▸ What you need to do
Each line with the word "allowed" must appear in the answer, copied from the records.

▸ Entries shown
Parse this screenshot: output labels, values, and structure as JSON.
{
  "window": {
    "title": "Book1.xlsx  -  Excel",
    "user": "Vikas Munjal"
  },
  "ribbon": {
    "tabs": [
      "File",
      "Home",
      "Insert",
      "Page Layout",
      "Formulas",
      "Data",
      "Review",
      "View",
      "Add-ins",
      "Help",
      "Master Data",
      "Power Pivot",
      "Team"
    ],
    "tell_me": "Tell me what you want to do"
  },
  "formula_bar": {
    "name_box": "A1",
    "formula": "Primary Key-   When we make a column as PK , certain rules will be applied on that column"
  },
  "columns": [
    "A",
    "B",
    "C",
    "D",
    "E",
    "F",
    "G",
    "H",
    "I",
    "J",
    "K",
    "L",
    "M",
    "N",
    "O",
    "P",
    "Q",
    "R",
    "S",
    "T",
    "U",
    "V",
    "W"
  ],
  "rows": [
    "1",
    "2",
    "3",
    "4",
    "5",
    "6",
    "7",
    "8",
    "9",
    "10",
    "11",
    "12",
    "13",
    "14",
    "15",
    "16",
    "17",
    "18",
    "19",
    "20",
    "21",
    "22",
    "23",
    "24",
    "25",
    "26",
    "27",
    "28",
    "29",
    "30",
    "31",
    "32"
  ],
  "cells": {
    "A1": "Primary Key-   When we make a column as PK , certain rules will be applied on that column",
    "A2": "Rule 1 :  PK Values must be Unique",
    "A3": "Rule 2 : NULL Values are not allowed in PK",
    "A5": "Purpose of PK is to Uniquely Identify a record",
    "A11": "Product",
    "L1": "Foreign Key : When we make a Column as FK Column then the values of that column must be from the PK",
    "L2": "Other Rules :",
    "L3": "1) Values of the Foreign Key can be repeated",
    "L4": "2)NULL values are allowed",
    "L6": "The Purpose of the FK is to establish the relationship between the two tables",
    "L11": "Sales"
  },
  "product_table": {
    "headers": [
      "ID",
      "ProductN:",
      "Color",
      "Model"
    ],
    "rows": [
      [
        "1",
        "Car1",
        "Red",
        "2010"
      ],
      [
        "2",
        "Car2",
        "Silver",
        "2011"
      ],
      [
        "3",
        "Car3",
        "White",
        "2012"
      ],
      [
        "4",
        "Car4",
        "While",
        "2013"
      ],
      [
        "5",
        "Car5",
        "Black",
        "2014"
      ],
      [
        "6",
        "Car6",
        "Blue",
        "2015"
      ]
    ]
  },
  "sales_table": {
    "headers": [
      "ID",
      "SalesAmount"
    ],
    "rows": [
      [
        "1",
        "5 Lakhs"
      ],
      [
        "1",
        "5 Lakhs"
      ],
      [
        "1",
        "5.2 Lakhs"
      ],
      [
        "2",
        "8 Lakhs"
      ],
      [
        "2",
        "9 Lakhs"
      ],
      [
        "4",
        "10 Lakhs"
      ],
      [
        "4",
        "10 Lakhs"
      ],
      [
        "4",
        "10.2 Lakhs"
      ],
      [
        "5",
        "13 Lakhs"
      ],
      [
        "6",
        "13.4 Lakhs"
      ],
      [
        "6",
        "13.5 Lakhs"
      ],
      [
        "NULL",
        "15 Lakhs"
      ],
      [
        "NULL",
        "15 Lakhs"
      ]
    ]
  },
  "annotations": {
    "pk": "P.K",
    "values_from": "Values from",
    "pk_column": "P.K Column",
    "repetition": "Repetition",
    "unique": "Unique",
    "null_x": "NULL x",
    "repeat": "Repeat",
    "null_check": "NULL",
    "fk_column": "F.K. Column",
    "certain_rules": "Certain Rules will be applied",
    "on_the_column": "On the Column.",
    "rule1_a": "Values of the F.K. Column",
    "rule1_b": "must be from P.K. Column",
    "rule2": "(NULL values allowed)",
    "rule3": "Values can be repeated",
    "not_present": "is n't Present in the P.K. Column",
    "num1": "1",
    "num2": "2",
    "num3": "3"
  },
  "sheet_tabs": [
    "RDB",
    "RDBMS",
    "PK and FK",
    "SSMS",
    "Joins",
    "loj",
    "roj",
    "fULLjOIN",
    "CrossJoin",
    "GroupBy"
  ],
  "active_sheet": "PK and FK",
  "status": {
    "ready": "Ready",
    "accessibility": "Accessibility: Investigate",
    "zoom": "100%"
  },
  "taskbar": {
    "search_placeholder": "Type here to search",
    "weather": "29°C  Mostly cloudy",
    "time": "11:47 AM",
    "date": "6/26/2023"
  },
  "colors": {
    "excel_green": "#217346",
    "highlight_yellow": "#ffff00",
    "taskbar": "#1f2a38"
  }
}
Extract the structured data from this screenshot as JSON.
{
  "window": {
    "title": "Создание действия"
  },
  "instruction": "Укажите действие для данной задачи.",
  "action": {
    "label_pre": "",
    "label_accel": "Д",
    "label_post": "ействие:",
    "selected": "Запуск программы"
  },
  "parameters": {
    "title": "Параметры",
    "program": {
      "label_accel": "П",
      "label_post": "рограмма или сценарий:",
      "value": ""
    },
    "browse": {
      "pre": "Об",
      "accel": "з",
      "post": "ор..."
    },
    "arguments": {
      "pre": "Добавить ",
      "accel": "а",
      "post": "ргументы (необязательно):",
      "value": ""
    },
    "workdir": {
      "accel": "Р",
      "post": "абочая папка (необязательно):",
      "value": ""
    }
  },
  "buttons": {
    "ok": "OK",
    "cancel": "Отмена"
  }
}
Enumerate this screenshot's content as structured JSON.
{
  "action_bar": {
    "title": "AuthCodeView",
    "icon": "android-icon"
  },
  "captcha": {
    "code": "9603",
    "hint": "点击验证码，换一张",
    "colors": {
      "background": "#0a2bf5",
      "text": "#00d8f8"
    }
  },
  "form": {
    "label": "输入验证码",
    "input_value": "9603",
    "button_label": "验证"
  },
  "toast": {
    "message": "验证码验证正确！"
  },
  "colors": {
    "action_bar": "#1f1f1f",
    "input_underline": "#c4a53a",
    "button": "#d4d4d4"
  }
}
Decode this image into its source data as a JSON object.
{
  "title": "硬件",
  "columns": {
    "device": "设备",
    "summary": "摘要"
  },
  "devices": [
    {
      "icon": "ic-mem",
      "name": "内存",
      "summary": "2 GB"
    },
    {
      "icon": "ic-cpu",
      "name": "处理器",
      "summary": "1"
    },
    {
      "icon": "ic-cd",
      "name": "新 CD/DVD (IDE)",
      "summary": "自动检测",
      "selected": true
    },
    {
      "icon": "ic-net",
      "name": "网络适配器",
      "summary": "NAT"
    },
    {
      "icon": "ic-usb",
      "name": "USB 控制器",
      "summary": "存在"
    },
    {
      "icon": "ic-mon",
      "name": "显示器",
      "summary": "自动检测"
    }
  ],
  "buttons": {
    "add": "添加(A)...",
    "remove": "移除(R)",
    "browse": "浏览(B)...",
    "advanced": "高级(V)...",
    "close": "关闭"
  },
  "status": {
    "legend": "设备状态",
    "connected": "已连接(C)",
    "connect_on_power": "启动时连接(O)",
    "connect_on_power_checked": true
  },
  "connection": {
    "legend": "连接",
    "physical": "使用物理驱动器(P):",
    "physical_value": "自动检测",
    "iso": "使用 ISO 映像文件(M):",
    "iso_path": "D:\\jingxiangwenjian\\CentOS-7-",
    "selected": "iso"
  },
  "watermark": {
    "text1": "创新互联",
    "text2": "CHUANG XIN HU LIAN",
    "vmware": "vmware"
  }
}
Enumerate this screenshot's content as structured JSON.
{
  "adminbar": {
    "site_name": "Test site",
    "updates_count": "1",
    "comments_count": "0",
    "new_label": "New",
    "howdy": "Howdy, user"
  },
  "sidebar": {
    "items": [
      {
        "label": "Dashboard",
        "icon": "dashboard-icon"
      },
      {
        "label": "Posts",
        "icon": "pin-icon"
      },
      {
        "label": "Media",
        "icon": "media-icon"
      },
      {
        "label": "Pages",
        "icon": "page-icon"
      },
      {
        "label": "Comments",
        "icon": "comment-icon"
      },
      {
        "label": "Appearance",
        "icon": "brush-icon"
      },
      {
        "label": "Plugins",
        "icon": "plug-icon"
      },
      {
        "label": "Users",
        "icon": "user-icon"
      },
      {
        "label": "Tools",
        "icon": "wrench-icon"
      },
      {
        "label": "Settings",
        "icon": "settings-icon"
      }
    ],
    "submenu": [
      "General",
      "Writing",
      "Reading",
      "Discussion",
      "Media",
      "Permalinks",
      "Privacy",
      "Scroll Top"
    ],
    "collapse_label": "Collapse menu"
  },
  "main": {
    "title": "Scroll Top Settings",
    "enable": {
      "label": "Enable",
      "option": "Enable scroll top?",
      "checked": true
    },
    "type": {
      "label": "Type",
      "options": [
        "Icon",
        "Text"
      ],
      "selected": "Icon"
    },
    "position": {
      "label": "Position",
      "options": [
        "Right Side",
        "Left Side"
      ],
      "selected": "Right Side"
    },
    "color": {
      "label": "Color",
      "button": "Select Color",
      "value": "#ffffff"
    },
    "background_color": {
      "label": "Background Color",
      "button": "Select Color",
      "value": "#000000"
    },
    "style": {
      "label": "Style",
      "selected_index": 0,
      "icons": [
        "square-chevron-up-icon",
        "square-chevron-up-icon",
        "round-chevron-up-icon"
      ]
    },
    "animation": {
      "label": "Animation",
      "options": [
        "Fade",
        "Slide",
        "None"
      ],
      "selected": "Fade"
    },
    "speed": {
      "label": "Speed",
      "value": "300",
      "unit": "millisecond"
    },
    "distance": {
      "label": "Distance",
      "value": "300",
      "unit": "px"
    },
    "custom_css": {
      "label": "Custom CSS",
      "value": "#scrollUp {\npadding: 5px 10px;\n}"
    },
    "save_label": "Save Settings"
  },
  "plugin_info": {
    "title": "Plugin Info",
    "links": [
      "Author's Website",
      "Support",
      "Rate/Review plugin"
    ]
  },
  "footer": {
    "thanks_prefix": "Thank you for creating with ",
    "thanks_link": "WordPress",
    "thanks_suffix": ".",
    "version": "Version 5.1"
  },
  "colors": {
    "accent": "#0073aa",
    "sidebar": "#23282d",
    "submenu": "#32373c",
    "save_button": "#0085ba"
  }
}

▸ Result for this task
    "A3": "Rule 2 : NULL Values are not allowed in PK",
    "L4": "2)NULL values are allowed",
    "rule2": "(NULL values allowed)",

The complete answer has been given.